Suspected Shi'ite militiamen attacked Sunni Arab mosques in Iraq's capital Friday, in apparent retaliation for a wave bombings a day earlier that killed more than 200 people.
Witnesses say militiamen fired rocket-propelled grenades and machine guns, and set fire to four mosques during a rampage aimed at Sunni Arabs. Authorities say some 30 people were killed.
Meanwhile, witnesses say a U.S. helicopter exchanged fire with militiamen on the ground in Baghdad's Shi'ite stronghold of Sadr City, the scene of Thursday's deadly bombings.

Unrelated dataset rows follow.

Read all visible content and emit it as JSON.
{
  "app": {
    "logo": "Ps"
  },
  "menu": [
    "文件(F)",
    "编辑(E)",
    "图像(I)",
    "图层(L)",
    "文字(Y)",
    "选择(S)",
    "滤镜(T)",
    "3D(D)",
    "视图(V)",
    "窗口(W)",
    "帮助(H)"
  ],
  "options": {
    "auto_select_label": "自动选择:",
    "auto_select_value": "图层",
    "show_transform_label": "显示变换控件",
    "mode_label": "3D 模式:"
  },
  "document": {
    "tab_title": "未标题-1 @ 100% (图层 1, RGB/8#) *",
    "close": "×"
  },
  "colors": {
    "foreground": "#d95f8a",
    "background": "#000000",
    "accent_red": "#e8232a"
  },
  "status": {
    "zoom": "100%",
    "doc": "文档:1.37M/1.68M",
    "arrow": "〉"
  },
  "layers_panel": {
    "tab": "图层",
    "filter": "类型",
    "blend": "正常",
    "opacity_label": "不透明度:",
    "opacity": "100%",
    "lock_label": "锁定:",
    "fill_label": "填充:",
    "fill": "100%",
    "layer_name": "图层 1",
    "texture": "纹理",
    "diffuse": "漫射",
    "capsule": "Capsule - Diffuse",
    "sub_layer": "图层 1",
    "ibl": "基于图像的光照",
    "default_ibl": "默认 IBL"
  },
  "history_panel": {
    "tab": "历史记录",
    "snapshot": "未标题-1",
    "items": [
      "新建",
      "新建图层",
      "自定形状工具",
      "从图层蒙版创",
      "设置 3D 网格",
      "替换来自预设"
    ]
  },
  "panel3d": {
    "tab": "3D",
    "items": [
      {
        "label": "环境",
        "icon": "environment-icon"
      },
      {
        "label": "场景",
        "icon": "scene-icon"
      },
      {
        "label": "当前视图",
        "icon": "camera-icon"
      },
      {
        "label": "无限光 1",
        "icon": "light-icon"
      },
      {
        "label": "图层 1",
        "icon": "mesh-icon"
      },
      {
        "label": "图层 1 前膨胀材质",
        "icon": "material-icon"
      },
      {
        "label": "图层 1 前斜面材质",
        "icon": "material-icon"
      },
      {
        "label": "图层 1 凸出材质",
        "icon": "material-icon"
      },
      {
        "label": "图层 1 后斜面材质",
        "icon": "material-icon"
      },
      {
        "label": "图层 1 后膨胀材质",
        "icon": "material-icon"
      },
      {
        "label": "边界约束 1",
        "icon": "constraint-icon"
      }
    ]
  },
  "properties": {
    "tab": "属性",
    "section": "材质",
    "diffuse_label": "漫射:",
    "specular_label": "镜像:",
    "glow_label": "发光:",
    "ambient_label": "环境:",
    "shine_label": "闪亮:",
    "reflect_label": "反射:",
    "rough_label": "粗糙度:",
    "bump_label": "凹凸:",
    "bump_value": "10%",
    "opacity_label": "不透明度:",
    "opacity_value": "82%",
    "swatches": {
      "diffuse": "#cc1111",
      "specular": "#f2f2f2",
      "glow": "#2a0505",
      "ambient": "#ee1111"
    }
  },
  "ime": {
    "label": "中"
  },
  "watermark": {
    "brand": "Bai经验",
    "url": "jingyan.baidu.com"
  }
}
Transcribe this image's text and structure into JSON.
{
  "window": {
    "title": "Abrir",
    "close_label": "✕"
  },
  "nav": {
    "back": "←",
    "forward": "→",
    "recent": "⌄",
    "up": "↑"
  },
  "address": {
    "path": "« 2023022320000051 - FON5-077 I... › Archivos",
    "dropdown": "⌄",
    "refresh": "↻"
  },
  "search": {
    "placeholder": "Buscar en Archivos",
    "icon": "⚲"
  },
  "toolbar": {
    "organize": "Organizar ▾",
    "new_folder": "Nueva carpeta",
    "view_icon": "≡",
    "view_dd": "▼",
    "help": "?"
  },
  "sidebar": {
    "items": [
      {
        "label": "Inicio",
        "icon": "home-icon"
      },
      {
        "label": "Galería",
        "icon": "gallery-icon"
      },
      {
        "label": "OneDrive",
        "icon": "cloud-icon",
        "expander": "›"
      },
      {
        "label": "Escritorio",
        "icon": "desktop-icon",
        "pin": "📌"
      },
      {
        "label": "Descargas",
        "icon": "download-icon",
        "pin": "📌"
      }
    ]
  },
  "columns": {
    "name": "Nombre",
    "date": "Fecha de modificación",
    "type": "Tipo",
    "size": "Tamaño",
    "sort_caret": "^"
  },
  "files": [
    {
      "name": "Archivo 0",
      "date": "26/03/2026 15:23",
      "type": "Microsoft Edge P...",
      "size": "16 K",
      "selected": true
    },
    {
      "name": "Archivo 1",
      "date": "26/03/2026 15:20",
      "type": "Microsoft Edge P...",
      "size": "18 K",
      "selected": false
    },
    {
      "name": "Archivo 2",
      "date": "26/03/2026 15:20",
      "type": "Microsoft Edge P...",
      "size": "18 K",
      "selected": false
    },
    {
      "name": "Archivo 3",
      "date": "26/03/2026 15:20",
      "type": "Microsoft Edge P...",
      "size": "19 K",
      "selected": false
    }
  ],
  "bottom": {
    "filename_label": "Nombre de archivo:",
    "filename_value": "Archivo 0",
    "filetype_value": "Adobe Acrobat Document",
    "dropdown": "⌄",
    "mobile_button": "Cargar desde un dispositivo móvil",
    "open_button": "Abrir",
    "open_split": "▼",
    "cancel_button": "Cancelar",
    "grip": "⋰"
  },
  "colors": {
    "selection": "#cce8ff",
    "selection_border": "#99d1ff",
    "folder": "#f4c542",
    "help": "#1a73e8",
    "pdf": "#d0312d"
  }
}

The U.S. military says the helicopter destroyed rocket launchers after observing rocket fire coming from Sadr City.
There are reports of casualties.
In Washington, the Bush administration called Thursday's attack a senseless act. It was the deadliest since the Iraq war began in 2003.
U.N. Secretary General Kofi Annan condemned the violence and called for restraint from all Iraqis to prevent a further escalation.
In other bloodshed Friday, a suicide bomber killed at least 22 people in the northern city of Tal Afar. And British authorities say a British soldier died of wounds suffered in action in Basra.
Iraqi Vice President Tariq al-Hashimi, a Sunni Arab, has made a joint televised appeal for calm with President Jalal Talabani, a Kurd, and Shi'ite leader Abdul Aziz al-Hakim.